Wood And Fire Risk: Where Fallacy And Facts Meet Homebuilding
Here, from Construction Physics' Brian Potter, is an evidence-based look at one of new-home construction's more combustible debates.
It's one of residential construction's combustible topics.
Brian Potter is a structural engineer who writes here on "Wood Construction and the Risk of Fire."
History, physics, data science, engineering and materials science, regulation and local/regional/state and federal policy, construction practices, climate, environmental science and geography, insurance claims, special interest narratives, all get the 3rd degree in Potter's deep dive – sporting both literature search and first-hand reporting and research chops – into one of the 2020s hottest challenges for housing leaders.
Potter starts with a caveat in his analysis, stating that his analysis here covers light framed wood construction, not heavy timber construction, such as CLT. This speaks to the vast majority of timber-frame residential building in the U.S.
Risk he focuses on is not reputational, rhetorical, or narrative, but rather risk to health and safety, and risk to property damage.

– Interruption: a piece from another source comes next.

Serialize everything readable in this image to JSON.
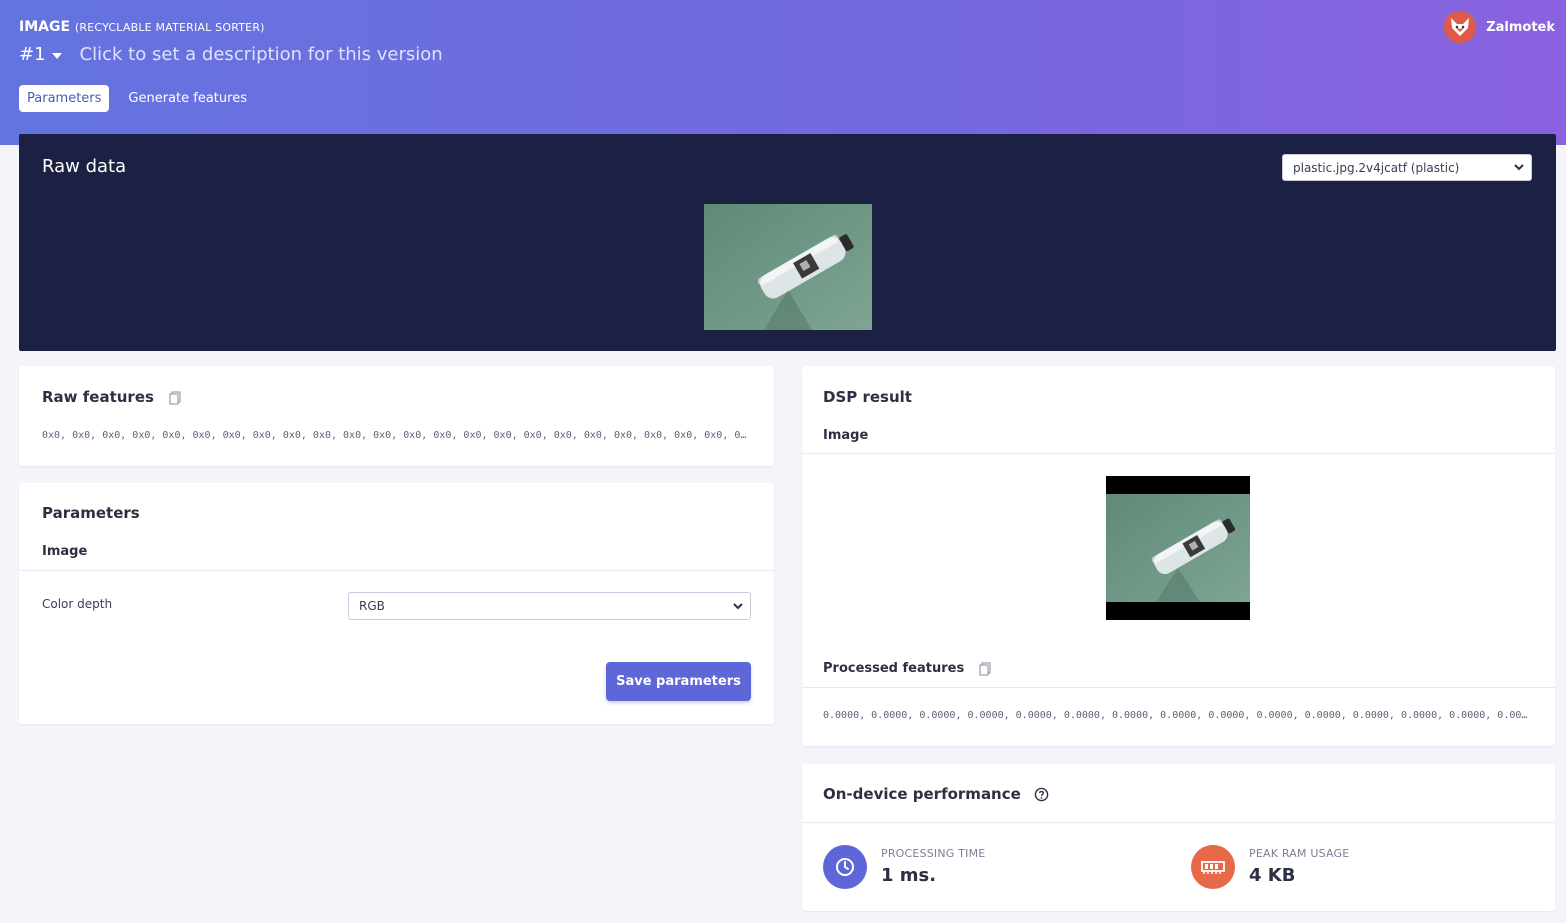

In 21 graphics, tables, physics equations, heat-maps, and diagrams, Potter works through the issues with wood and fire, alternative construction material options, trends, tactics, and scenarios.
Overall, it seems like wood construction does somewhat increase the potential risk of fire, mostly by allowing fires that do occur to be somewhat deadlier and more destructive. However, this effect is mostly swamped by other factors such as what state and city you live in, or whether you live in a house or an apartment. For a wood apartment in Salt Lake City, the risk of fire is vanishingly small; for a wood single family home in a tiny town in Arkansas, it’s much larger.
The most important factor for fire risk in a home is whether or not it’s sprinklered. Fire sprinklers reduce the risk of fire by an enormous amount, and sprinklered wood construction seems to perform about as well as sprinklered non-combustible construction. And sprinklers are cheap, costing about $1-2 per square foot (much less than it would cost to say, change a wood house to concrete).
For wildfires specifically, we see something similar - construction details such as fire protected eaves and class A roofs, along with things like community density, matter far more than whether your home is wood or steel.